[PROBLEM TO SOLVE] Using the entries below, restate word for word only the lines from the one with "Extract the structured" to the final line, leaving the pictures out.

[INFORMATION SUPPLIED]
※

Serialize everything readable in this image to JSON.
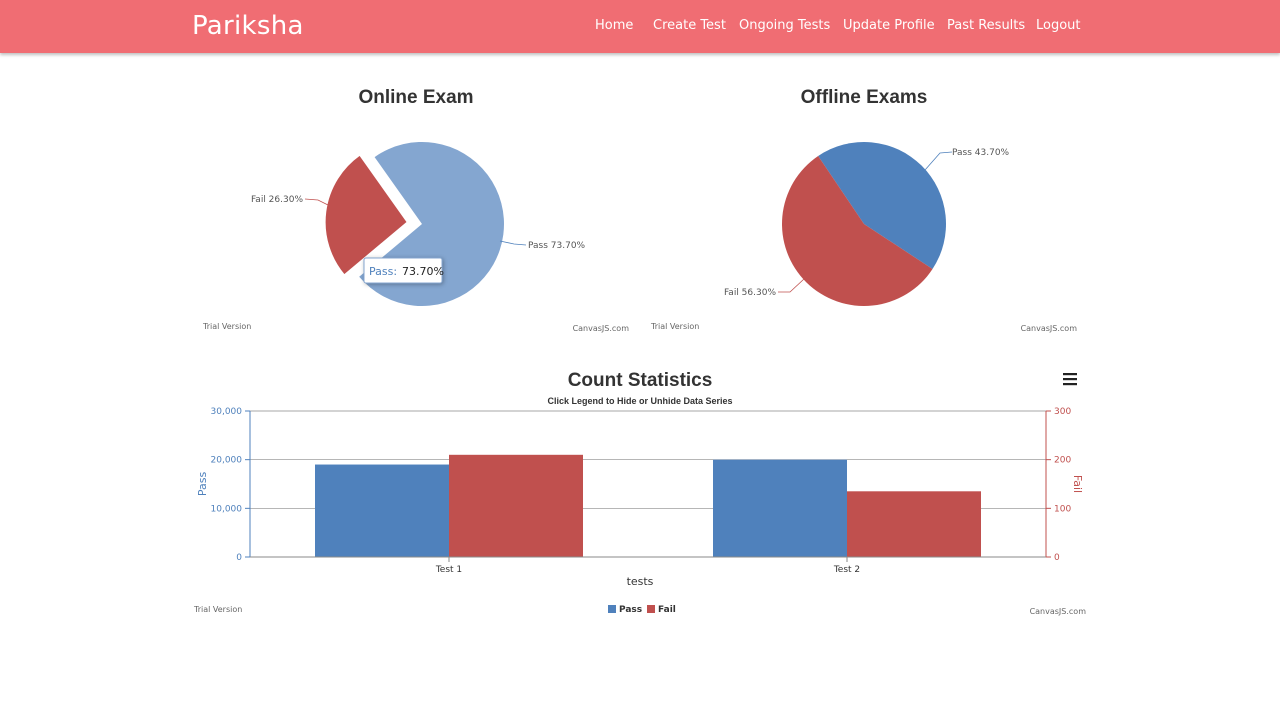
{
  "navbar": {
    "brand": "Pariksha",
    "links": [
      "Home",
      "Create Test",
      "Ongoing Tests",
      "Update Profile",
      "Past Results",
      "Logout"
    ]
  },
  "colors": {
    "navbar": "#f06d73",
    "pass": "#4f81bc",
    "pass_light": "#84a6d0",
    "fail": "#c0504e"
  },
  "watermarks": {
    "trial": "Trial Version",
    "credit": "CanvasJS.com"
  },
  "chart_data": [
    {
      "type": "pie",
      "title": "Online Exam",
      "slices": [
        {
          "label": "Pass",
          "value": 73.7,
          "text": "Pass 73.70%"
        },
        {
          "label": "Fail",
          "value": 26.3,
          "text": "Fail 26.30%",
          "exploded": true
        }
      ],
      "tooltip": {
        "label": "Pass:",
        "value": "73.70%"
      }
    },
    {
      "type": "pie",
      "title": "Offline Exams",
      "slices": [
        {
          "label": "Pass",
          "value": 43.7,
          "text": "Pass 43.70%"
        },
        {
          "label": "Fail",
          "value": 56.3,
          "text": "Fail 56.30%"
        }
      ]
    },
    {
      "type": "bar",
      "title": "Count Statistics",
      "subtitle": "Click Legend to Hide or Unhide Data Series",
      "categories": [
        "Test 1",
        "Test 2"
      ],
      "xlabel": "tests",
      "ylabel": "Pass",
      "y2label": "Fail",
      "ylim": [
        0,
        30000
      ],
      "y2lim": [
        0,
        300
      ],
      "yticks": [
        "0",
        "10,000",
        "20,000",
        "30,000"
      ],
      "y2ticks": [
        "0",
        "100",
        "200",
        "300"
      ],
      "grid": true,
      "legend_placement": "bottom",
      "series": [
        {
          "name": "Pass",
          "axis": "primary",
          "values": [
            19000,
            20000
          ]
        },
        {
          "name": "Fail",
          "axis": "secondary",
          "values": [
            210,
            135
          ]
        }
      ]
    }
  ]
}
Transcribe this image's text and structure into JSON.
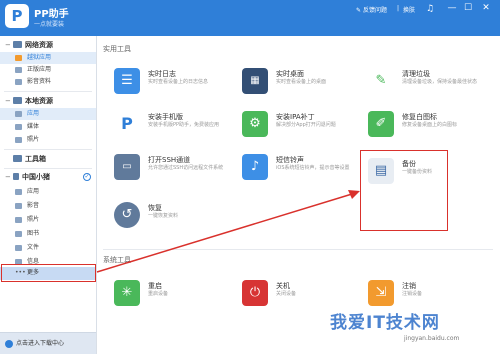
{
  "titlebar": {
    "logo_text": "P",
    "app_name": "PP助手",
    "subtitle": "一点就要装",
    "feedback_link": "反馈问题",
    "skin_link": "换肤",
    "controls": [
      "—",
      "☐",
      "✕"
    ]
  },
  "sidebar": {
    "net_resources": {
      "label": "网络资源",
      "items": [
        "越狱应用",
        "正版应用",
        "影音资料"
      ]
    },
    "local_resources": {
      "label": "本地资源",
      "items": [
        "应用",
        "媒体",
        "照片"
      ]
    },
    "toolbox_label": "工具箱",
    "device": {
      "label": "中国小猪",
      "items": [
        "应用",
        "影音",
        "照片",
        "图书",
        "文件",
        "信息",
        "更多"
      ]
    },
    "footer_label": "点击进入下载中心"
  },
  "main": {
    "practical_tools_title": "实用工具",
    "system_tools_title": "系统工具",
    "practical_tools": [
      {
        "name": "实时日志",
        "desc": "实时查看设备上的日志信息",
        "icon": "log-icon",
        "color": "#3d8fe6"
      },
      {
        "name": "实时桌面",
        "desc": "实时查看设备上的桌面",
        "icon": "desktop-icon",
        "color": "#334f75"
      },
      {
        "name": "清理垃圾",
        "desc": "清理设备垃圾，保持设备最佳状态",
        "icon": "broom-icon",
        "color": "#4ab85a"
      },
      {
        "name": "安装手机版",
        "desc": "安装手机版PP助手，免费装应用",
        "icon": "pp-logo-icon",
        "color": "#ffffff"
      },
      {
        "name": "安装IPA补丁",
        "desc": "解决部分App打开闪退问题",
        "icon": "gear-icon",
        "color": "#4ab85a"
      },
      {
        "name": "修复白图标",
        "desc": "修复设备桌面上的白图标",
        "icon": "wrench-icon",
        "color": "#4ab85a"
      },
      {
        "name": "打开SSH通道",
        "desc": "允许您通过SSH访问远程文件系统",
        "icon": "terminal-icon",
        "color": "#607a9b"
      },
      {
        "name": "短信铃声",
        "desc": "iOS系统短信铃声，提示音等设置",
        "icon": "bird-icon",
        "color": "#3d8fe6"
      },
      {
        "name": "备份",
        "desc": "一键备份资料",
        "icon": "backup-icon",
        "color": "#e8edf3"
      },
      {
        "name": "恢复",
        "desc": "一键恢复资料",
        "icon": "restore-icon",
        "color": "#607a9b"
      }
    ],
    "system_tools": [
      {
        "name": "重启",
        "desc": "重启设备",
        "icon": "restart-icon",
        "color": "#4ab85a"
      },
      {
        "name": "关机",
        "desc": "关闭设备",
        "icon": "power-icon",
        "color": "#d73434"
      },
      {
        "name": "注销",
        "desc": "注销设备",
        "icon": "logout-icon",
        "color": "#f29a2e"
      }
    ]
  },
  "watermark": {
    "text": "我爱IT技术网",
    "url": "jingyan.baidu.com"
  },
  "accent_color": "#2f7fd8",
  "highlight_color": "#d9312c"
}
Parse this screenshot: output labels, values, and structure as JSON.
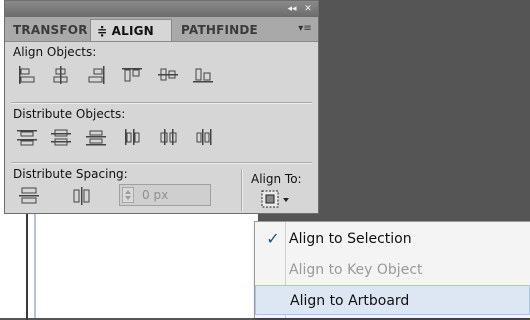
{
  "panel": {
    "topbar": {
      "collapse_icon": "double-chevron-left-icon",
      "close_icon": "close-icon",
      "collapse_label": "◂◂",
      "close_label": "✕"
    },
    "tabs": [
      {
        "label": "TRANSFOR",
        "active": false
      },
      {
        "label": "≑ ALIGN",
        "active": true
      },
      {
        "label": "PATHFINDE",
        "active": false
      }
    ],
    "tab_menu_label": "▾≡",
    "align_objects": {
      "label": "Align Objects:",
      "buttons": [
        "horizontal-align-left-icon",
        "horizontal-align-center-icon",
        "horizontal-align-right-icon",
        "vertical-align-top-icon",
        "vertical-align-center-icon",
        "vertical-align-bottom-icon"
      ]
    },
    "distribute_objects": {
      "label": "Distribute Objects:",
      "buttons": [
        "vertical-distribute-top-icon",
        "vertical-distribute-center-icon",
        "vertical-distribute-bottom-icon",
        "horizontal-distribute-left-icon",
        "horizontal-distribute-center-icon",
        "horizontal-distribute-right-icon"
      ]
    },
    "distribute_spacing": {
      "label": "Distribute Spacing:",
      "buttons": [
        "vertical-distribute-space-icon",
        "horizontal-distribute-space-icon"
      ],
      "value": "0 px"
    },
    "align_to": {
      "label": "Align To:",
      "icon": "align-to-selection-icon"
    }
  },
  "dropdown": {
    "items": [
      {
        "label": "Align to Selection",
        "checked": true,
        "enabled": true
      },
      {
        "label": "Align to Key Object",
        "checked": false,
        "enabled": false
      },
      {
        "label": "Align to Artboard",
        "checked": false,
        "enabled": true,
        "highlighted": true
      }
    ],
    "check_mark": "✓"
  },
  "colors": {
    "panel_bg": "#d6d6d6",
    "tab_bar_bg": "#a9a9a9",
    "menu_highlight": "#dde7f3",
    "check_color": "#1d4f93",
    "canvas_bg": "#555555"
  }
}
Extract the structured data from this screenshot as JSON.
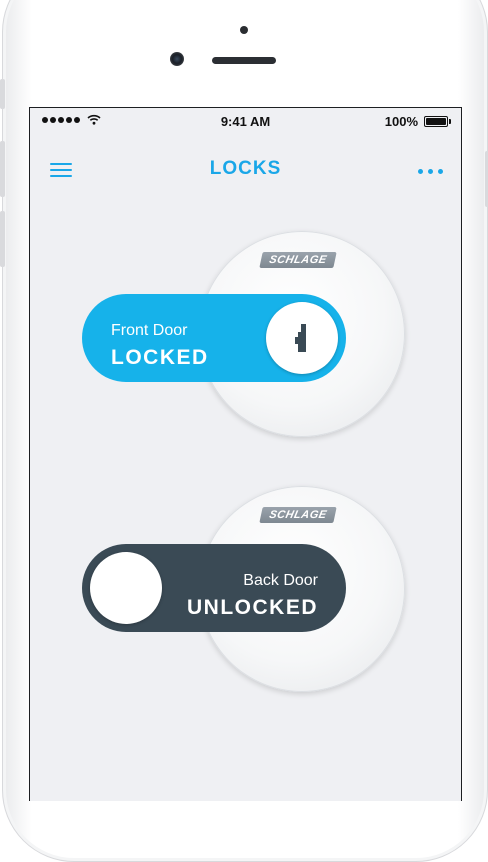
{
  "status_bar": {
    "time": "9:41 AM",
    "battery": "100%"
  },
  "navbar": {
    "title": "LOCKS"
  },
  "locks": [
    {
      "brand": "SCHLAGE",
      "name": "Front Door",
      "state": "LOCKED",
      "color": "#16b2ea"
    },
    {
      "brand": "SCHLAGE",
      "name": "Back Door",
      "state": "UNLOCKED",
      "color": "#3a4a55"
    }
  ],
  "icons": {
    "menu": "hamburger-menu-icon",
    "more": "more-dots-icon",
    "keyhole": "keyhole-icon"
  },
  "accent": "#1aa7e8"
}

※

[EXERCISE ANSWER]
Extract the structured data from this screenshot as JSON.
{
  "status_bar": {
    "time": "9:41 AM",
    "battery": "100%"
  },
  "navbar": {
    "title": "LOCKS"
  },
  "locks": [
    {
      "brand": "SCHLAGE",
      "name": "Front Door",
      "state": "LOCKED",
      "color": "#16b2ea"
    },
    {
      "brand": "SCHLAGE",
      "name": "Back Door",
      "state": "UNLOCKED",
      "color": "#3a4a55"
    }
  ],
  "icons": {
    "menu": "hamburger-menu-icon",
    "more": "more-dots-icon",
    "keyhole": "keyhole-icon"
  },
  "accent": "#1aa7e8"
}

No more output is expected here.